Microsoft New Zealand will launch a full frontal attack on the country’s education sector this year, spearheaded by the newly announced Surface 3, which will reach Kiwi stores by early May.
Revealed on April 1 by Computerworld New Zealand, the new device is more than a mere addition to the Surface family, more so a serious player in the 2-in-1 marketplace.
Billed as the “tablet that can replace your laptop”, not only is the Surface 3 destined to give Apple’s iPad a run for its money across the country, it’s also positioning itself as the ideal educational enabler, as Redmond continues its aggressive plans to place Surface devices into more hands.
“We’re definitely making a big play in education with the Surface 3,” says Frazer Scott, Marketing and Operations Director, Microsoft New Zealand.
Ageing from five and above, there are 767,258 pupils in education across New Zealand, according to the Government’s Student Roll figures for 2014, significantly widening the target market for Microsoft and its array of hardware devices.
Coupled with the lure of Windows 10 and a year’s Office 365 subscription, Scott believes such additional factors, as well as the significantly lower price point in NZ$799 is Microsoft’s way of reaching classrooms, lecture theatres and faculty rooms, as a possible alternative to the already available premium model in the Surface Pro 3.
“We see the Surface 3 primarily hitting three areas in New Zealand,” Scott explains. “Firstly, it’s an ideal device for the mobile professionals who are constantly on the go and require the power of a PC but the portability of a tablet.
“Secondly, we see this resonating strongly with pupils in classrooms and students in university.
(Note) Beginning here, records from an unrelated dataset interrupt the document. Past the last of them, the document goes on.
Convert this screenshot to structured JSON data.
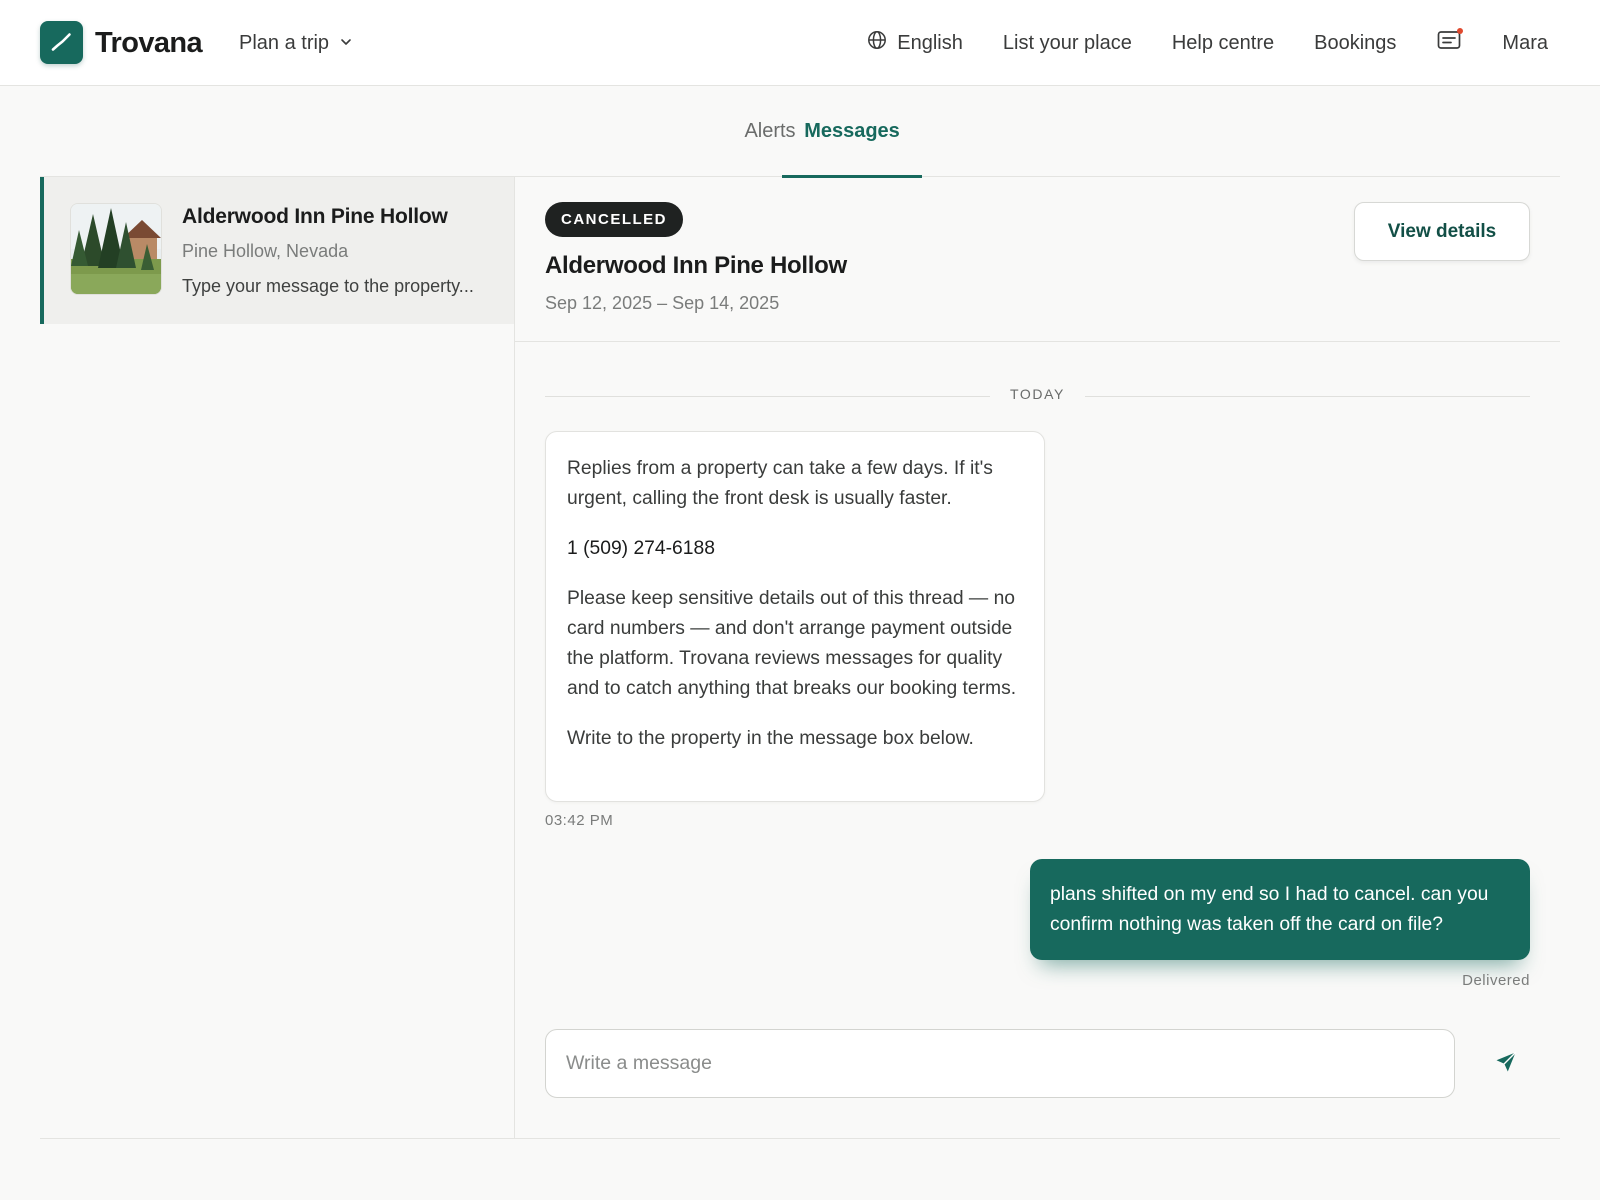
{
  "header": {
    "brand": "Trovana",
    "plan_trip": "Plan a trip",
    "language": "English",
    "list_place": "List your place",
    "help": "Help centre",
    "bookings": "Bookings",
    "user": "Mara",
    "has_notification": true
  },
  "tabs": [
    {
      "label": "Alerts",
      "active": false
    },
    {
      "label": "Messages",
      "active": true
    }
  ],
  "conversations": [
    {
      "title": "Alderwood Inn Pine Hollow",
      "location": "Pine Hollow, Nevada",
      "preview": "Type your message to the property...",
      "selected": true
    }
  ],
  "thread": {
    "status": "CANCELLED",
    "title": "Alderwood Inn Pine Hollow",
    "dates": "Sep 12, 2025 – Sep 14, 2025",
    "view_details": "View details",
    "day_label": "TODAY",
    "system_message": {
      "p1": "Replies from a property can take a few days. If it's urgent, calling the front desk is usually faster.",
      "phone": "1 (509) 274-6188",
      "p2": "Please keep sensitive details out of this thread — no card numbers — and don't arrange payment outside the platform. Trovana reviews messages for quality and to catch anything that breaks our booking terms.",
      "p3": "Write to the property in the message box below.",
      "time": "03:42 PM"
    },
    "user_message": {
      "text": "plans shifted on my end so I had to cancel. can you confirm nothing was taken off the card on file?",
      "status": "Delivered"
    },
    "composer": {
      "placeholder": "Write a message",
      "value": ""
    }
  },
  "colors": {
    "accent": "#17695d",
    "badge_bg": "#1f2221",
    "notification": "#e0492e"
  },
  "icons": {
    "logo": "trend-line-icon",
    "plan_trip": "chevron-down-icon",
    "language": "globe-icon",
    "inbox": "message-icon",
    "send": "send-icon"
  }
}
Students especially will be drawn to the longer battery life as well as the ability to consume media on one side, while still maintaining access to the full power of a PC.
“Another key factor is that when students leave university and enter the workforce, employees on the whole rely on them being up to speed with Windows, Outlook and Office apps, which through a year’s free subscription of Office Personal can be achieved.
“Thirdly, this is also primed for the school professionals such as teachers and lecturers who may be looking to upgrade from an older Surface model, and see this as the perfect blend between a laptop and a PC.”
Scott however was quick to acknowledge that the Surface 3 is not exclusive to these demographics, insisting that the device gives Kiwis the option to change.
“We’ve found that a lot of corporates in New Zealand are sick of carrying two devices and trying to make a tablet work in a PC environment,” he adds.
“When we first embarked on the Surface line a few years back the truth was that you either used a laptop or a tablet but Microsoft has always held a different view.
“As a result we’ve gone down that journey to the point where we are now with the Surface Pro 3. Now the aim is to get the Surface into more people’s hands, and launching the Surface 3 is the effective way to do that.”
Compared to the NZ$1199 price point of the well received but higher priced Surface Pro 3, the Surface 3 seems a logical way to go for Kiwis either seeking a Surface upgrade, or even considering jumping into the Microsoft ecosystem altogether.
As with any launch time will of course tell, but as the Surface 3 makes its way to New Zealand, and with a seemingly large untapped market ready and waiting, maybe, just maybe, Apple will start looking over its shoulders.